[Dataset entries]

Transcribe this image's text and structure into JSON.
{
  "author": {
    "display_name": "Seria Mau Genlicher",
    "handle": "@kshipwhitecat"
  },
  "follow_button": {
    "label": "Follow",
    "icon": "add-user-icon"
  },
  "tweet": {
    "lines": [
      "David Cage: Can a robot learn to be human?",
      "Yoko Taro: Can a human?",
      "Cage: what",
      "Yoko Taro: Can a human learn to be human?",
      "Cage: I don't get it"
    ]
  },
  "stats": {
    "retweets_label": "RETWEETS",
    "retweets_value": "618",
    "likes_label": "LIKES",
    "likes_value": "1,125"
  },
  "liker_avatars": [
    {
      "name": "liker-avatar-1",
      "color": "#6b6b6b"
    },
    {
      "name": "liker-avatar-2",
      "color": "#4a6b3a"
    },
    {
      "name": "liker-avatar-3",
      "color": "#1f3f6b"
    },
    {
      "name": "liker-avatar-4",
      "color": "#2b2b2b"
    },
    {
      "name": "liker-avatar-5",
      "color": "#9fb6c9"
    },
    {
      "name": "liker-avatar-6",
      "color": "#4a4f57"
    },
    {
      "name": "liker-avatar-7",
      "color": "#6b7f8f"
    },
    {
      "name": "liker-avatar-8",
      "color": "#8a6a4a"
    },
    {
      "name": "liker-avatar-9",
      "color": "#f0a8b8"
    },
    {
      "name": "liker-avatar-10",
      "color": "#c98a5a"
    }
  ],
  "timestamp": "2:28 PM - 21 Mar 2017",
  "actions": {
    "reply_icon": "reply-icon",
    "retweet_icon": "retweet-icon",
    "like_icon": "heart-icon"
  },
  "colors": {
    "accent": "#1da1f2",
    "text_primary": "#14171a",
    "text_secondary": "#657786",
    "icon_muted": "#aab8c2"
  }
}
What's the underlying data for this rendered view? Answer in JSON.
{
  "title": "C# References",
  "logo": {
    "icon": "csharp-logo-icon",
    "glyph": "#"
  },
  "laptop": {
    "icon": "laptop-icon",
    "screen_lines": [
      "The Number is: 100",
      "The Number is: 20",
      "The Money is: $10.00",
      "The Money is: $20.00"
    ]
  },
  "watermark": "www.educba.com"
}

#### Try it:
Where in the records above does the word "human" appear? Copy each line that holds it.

#### Result of the task:
      "David Cage: Can a robot learn to be human?",
      "Yoko Taro: Can a human?",
      "Yoko Taro: Can a human learn to be human?",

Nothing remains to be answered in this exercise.